Actual costs depend on what you’re looking at. In terms of hardware acquisition costs, certainly, a single mainframe costs more than a single server or even several servers. But, you would need more individual servers to match the computing capability of a mainframe. Add to that the fact software and labor costs for servers grow linearly: The more servers you add, the more software licenses and systems administrators you need. And yet, the mainframe delivers higher utilization, lower overheads and the lowest total cost-per-user of any platform. When all cost factors are considered fairly, the mainframe is usually the lowest cost alternative.
Often when considering the cost of the mainframe, people only look at the initial hardware purchase and overlook the ongoing maintenance costs. With 100 servers, you have 100 times more chances something will break. So you need an army that has to be ready at any time to fix hardware. Each of those servers has an OS on it, and all of them need patches, upgrades and applications deployed to them on a regular basis. So, you need another army for that. Then your applications are spread all over the place, so when the software fails or gets overloaded, it takes an army to monitor the applications and locate the problem. Servers are cheap to buy, but those savings are eaten away by all of the people required to run and monitor them.
Don’t forget electrical and air-conditioning costs also increase when you add servers. Then, you need to make sure that you count ALL the servers.
Mainframe Skills Aren’t Available or You Need More People?
As we’ve already seen, it takes fewer people to manage a mainframe than a set of servers delivering comparable capability. Do you need specialized skills to manage a mainframe? It depends. If managing Linux on System z, you’ll find that Linux is Linux regardless of platform. So if you can manage Linux on Intel, you can manage Linux on the mainframe. This means those students coming out of universities that know Linux can, with very little additional training, manage a Linux on System z environment.

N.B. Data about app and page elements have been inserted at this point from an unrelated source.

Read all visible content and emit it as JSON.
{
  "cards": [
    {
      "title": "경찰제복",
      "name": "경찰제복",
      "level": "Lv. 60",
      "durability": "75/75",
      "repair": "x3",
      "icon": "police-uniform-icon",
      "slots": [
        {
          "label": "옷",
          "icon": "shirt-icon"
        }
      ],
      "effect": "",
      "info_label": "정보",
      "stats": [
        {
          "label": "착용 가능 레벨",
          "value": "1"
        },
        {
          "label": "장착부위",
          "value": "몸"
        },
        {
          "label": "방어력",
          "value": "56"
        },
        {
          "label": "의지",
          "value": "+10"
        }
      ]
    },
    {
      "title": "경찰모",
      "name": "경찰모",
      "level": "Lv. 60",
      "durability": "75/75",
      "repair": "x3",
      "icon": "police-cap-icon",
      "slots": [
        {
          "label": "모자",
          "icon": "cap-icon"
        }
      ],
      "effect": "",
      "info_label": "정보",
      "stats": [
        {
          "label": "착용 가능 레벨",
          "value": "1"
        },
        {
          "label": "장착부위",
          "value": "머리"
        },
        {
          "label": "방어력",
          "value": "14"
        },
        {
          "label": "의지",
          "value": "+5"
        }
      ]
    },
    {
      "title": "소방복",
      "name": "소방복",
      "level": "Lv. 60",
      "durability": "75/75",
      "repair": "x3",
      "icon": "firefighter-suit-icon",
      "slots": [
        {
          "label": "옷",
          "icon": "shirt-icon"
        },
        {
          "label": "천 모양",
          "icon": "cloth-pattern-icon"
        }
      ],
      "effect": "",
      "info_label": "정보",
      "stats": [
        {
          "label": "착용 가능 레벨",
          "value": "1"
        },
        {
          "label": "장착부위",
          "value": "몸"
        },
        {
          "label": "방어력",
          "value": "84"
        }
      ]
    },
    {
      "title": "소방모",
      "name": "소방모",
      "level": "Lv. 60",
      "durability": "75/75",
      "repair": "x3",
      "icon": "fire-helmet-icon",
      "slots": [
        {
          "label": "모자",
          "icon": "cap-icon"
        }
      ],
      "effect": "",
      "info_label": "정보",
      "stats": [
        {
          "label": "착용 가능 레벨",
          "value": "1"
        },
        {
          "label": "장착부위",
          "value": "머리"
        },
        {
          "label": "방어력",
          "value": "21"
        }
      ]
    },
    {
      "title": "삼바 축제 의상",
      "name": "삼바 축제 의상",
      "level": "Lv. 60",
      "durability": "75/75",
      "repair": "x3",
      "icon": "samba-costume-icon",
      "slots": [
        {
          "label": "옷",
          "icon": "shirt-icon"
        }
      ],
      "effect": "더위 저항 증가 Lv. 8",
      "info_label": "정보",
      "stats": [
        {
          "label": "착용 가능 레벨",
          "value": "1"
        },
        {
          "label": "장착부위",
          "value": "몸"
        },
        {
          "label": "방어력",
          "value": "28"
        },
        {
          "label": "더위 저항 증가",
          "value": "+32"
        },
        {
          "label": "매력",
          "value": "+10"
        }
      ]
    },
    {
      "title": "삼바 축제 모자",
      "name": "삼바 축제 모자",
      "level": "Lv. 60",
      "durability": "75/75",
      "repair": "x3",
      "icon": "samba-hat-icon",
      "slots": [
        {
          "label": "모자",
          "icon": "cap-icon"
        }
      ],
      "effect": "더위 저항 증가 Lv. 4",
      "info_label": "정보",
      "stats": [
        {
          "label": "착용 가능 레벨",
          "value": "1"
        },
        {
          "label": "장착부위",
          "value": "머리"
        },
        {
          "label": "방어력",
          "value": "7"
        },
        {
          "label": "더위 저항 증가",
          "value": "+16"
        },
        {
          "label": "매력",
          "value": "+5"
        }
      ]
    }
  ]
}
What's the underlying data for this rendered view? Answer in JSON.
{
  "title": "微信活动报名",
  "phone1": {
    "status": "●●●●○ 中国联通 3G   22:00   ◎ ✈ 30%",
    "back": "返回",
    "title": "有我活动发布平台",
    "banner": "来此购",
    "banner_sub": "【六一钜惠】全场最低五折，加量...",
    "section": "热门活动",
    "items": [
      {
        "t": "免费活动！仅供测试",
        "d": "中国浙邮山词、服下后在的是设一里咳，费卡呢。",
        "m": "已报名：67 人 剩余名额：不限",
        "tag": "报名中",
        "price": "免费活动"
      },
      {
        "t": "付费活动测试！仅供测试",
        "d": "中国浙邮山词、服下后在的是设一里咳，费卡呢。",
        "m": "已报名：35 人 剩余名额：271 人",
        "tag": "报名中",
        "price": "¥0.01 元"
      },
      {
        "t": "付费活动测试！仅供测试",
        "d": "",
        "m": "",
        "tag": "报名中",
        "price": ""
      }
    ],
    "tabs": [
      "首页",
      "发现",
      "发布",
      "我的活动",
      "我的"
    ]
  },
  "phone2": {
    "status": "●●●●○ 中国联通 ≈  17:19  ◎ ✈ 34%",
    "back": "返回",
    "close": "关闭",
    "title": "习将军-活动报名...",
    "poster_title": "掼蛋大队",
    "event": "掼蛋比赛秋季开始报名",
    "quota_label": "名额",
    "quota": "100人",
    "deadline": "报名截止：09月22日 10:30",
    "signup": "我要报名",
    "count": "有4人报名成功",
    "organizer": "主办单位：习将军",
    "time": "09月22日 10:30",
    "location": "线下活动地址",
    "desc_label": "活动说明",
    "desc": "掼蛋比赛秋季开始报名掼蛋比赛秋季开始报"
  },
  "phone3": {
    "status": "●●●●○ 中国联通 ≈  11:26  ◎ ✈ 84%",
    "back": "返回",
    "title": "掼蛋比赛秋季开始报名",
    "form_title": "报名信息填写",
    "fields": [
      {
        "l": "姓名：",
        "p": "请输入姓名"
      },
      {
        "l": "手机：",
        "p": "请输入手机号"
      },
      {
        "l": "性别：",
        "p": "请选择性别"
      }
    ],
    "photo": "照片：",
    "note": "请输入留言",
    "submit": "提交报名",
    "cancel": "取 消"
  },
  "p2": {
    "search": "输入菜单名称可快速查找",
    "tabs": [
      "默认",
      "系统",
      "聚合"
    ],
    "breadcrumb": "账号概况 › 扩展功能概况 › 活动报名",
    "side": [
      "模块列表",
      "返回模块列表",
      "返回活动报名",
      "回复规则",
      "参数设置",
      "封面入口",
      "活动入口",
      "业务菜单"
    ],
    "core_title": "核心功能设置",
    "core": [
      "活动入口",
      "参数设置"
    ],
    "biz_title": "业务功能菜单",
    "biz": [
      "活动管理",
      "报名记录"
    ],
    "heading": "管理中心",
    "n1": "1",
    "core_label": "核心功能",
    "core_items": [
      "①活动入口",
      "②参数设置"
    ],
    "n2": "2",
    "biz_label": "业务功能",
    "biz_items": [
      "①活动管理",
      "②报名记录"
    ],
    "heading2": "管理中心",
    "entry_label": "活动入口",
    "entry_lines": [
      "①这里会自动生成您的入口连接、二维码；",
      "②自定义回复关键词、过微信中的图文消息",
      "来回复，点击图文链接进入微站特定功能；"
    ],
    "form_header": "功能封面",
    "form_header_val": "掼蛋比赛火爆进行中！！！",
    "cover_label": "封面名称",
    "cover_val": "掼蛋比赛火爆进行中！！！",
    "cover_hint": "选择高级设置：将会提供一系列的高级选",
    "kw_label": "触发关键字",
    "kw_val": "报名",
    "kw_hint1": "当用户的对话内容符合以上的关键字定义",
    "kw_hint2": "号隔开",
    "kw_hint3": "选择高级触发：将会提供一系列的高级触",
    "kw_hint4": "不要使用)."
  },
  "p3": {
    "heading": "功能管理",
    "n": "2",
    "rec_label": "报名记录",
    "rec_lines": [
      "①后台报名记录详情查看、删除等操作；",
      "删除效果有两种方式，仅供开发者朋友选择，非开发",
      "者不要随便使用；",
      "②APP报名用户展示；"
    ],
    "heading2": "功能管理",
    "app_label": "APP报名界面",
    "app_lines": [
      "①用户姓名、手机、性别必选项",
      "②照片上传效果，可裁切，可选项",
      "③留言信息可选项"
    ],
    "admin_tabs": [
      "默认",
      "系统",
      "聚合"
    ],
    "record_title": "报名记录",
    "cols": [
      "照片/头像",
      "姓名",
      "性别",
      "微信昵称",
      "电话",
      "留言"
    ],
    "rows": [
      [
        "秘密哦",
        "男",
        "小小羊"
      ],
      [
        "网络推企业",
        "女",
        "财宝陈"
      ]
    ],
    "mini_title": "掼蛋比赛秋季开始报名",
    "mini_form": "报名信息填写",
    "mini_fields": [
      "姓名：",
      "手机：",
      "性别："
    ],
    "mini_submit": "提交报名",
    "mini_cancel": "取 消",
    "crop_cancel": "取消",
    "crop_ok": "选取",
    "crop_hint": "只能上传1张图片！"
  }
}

In addition, IBM has been investing in increasing the available skills. The IBM System z Academic Initiative
ensures a System z and z/OS skills shortage does not happen. Since 2004, the program has worked with more than 1,000 schools to educate more than 50,000 students worldwide! Many people in the mainframe community are using the System z Academic Initiative to assist and enable schools to teach mainframe skills.
Then there is SHARE’s zNextGen
community that connects more than 900 young mainframe professionals from more than 24 countries. And don’t forget the two annual SHARE conferences and year-round webcasts, which offer hundreds of hours of mainframe skills training and numerous opportunities for peer networking. The next event, SHARE Boston
, is scheduled Aug. 11-16 at the Hynes Convention Center.
There’s plenty of access to the skills required to manage a mainframe and scores of experts who are happy to share their knowledge and experience. Being well versed in mainframe technologies is a pretty good career choice.
MIPS Don’t Lie
Are companies running from the mainframe? Certainly a few are contemplating or attempting to migrate off the mainframe. But the work being done by the platform is increasing, not decreasing. Just looking IBM’s Annual Report, 2010 saw a 22 percent increase in MIPS shipped over the previous year, 2011 had a 16 percent increase, and 2012 saw 19 percent growth. Clearly, the truth about mainframes is out there—especially for those willing to look beyond the myths.
Janet L. Sun is the immediate past president of SHARE Inc.